John Rathgeber: There’s no simple formula. But I do set a threshold goal of $2,000-$2,500. Not everybody can make it. One of the team who’s been on the ride for years is a schoolteacher, and she has to work like hell to raise half the money some of the newer riders can get with two phone calls. In general, though, I look for people who can leverage their influence into a greater net fundraising capacity, and if they’ve never thought about raising funds before, I encourage them to explore their opportunities in new ways. Last year, for example, we had a surgeon on the team. He found it very difficult to come to terms with asking people for money, so he just donated $500 of his own money. This year I got him involved. You work in an upmarket suburb, the people you operate on are generally fairly wealthy, quite often you’ve saved their lives, why don’t you tell them what you’re doing and ask them for money? They’re giving it to someone, and unless you ask them they’re not going to give it to you. He identified patients with high net worth whom he’d treated for life-threatening conditions, and I helped him write letters to them and worked out how he should talk to them about focusing some of their charitable efforts in our direction, and he raised about $5,500. You just have to get people to work through their contacts.
I’m developing a real feel for people who can raise serious amounts of money. We’ve picked up two or three new ones this year who have been fairly lucrative. One rang up when I already had sixteen riders and said he wanted to join; I said Look, Lloyd, I can squeeze you in, but it’s going to cost you. How much? he said. Three and a half grand, I said, minimum. All right, he said, Three and a half grand it is. It’s no longer ‘What we get, we get’; this is business. There’s a small window of opportunity, and I know how much it means to DEAL, and I drive it as hard as I can. Next year I’m aiming for $100,000.
How important is the Murray to Moyne?
John Rathgeber: I’m a great believer in event-specific fundraising. It allows you to focus your energy – there’s an urgency about it. We leverage our sponsors to the event, and the emotion, and the commitment -- I’m putting my body through all this pain, the least you can do is sponsor me. And the Murray to Moyne is quite well known now, so it’s partly sold in advance and we don’t have to do the whole selling job.
How do you get people to front up for such a long and gruelling ride?
John Rathgeber: The event is a whole heap of fun. I don’t have to ring people back the next year to ask them if they want to be part of it, they ring me asking when it’s on. This year we got a speaker system for the support van, and Matt, our driver, acted as disc jockey and comic – he told some really disgusting jokes, several of us nearly fell off our bikes from laughing. We do it properly.
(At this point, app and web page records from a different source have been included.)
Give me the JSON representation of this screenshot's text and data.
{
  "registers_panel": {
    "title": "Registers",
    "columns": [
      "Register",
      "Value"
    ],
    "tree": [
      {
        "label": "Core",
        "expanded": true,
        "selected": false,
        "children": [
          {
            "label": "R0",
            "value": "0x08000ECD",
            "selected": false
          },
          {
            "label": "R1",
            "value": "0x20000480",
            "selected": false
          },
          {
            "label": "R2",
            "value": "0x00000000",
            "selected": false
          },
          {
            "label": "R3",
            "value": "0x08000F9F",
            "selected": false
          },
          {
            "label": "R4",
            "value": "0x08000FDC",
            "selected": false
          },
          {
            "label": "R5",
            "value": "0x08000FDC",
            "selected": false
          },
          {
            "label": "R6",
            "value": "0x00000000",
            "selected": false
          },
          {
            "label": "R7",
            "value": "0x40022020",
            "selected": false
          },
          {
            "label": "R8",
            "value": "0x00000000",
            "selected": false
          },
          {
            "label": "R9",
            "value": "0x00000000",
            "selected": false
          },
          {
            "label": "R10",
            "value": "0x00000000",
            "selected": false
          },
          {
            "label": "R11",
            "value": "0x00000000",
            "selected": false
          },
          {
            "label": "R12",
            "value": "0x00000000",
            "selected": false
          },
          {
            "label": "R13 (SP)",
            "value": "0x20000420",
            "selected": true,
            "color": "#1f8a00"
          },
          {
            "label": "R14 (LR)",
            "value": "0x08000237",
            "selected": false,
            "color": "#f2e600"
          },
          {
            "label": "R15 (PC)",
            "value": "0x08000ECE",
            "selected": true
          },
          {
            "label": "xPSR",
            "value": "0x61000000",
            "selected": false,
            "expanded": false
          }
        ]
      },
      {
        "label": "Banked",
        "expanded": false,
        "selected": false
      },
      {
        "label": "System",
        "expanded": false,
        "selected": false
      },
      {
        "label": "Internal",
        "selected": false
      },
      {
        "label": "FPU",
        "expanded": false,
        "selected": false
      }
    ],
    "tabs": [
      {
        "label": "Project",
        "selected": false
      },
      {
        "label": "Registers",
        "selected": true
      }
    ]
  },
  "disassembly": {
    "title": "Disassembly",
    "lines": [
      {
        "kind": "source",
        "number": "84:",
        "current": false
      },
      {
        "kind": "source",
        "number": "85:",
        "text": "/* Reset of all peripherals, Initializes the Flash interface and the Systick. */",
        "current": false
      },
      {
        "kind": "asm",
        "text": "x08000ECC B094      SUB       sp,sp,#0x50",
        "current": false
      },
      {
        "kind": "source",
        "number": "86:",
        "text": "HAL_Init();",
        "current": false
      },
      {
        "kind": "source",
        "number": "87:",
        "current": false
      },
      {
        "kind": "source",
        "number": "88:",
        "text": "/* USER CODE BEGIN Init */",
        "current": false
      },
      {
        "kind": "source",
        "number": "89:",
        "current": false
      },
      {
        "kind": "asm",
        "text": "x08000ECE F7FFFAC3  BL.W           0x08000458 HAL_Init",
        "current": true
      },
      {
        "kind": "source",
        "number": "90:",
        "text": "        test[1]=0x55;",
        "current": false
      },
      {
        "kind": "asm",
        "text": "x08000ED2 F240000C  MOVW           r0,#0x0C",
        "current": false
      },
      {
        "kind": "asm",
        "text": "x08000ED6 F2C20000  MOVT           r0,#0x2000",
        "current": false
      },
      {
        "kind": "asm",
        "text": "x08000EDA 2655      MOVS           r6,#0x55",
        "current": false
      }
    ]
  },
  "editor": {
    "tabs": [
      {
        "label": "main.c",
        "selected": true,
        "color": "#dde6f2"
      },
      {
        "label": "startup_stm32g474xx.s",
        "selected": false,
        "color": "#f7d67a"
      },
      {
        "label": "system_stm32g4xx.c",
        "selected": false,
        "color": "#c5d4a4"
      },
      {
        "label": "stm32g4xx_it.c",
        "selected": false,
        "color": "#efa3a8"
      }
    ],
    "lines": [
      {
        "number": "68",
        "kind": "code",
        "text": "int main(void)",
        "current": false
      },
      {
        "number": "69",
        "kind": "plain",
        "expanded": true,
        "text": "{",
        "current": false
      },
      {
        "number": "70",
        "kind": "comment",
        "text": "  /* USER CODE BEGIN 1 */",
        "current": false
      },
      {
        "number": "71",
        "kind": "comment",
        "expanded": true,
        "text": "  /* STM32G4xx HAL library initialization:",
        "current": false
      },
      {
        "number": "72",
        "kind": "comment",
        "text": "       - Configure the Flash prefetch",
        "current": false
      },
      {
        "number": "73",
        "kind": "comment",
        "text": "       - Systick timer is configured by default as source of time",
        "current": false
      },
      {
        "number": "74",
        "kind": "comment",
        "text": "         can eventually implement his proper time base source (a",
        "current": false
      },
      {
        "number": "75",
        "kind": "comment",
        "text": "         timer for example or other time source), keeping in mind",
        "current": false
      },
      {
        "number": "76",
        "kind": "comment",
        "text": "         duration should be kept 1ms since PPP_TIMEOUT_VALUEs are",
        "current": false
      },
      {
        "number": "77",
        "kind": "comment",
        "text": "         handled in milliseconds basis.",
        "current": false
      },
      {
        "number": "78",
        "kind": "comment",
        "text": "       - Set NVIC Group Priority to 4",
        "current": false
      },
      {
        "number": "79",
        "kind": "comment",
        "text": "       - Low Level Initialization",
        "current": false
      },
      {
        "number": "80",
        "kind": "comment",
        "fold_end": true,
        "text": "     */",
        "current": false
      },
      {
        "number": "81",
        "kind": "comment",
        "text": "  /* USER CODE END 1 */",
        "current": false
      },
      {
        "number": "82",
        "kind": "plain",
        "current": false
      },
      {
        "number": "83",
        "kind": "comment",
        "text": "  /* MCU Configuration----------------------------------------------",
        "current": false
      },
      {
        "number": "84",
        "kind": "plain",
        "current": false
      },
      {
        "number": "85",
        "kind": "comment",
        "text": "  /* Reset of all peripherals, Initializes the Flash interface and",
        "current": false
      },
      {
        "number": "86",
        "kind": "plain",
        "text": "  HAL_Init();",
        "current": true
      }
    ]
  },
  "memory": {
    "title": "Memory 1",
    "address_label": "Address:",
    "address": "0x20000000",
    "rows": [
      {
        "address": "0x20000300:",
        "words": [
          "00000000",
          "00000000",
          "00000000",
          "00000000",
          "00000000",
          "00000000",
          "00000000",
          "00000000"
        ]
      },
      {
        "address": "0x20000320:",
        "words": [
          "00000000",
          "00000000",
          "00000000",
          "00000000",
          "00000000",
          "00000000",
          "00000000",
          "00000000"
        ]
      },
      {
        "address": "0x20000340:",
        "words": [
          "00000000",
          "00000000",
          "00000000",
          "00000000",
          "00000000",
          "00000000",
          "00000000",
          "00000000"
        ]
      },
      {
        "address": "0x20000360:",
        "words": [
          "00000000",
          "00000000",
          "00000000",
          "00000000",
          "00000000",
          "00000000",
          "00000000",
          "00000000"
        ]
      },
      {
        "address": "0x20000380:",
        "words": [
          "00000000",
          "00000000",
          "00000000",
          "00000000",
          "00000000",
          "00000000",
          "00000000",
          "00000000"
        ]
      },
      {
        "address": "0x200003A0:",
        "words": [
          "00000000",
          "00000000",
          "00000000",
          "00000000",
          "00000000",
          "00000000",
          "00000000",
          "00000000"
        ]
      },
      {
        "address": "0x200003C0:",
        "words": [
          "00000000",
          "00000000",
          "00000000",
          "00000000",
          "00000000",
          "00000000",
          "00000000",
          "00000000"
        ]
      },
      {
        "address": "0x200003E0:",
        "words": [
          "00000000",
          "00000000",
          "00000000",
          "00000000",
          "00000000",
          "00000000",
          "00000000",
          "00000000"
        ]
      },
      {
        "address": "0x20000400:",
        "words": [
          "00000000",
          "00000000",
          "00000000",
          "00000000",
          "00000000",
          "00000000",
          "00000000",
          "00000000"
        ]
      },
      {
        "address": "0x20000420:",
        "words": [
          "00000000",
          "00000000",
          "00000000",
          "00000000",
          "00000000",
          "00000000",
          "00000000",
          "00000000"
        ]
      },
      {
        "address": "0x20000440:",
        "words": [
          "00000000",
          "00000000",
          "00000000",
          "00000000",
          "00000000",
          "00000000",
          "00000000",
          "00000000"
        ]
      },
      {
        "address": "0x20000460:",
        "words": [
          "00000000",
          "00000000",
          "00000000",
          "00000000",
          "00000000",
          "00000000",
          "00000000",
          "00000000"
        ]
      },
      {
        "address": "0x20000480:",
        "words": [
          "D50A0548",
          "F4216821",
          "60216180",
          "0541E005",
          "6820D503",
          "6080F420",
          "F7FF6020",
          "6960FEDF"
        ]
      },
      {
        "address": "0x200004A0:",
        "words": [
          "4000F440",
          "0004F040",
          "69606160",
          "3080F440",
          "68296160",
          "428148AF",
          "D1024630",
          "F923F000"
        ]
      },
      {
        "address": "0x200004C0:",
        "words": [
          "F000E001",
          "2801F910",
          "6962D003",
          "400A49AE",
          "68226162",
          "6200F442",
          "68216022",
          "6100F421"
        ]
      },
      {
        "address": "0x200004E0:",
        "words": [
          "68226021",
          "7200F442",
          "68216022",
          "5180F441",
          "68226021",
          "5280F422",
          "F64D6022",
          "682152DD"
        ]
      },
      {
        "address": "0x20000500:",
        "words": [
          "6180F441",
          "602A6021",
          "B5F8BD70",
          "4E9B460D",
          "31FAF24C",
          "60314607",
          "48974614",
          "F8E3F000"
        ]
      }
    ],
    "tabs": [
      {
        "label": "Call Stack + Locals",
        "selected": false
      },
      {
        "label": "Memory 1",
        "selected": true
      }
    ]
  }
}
Everybody gets a Big Heart Team shirt, with the logos of our sponsors on the front (which isn’t to say that our sponsors do it for the advertising, they don’t, but it demonstrates our commitment). It gives the event a signature – come and ride with us and you can get a shirt. And to make it even more enjoyable, you can pay for it. We charge every participant $250 for meals, motel expenses, ride entry fee, and the shirt.
What’s the secret to great fundraising?
John Rathgeber: Commitment. It’s a mindset. I’ll do a thing properly or not at all. I don’t want to be involved with a half-hearted effort. I’ve had some discussions with another team, trying to encourage them to make a real go of it, and they just said no, we’re happy enough just rolling along. That’s stupid, I said, you’re investing all this energy and you’re still missing out on a wonderful opportunity to make a difference. No, he said, that’s the way we want to do it… And so they raised about $10,000 all up. I couldn’t work that way. The way to look at it while you’re doing it is that first is first and second’s nowhere. I don’t know that that approach endears me to everybody, but this is the only chance I have each year to make my contribution to the bigger effort, and I know the money we raised has done a lot of good.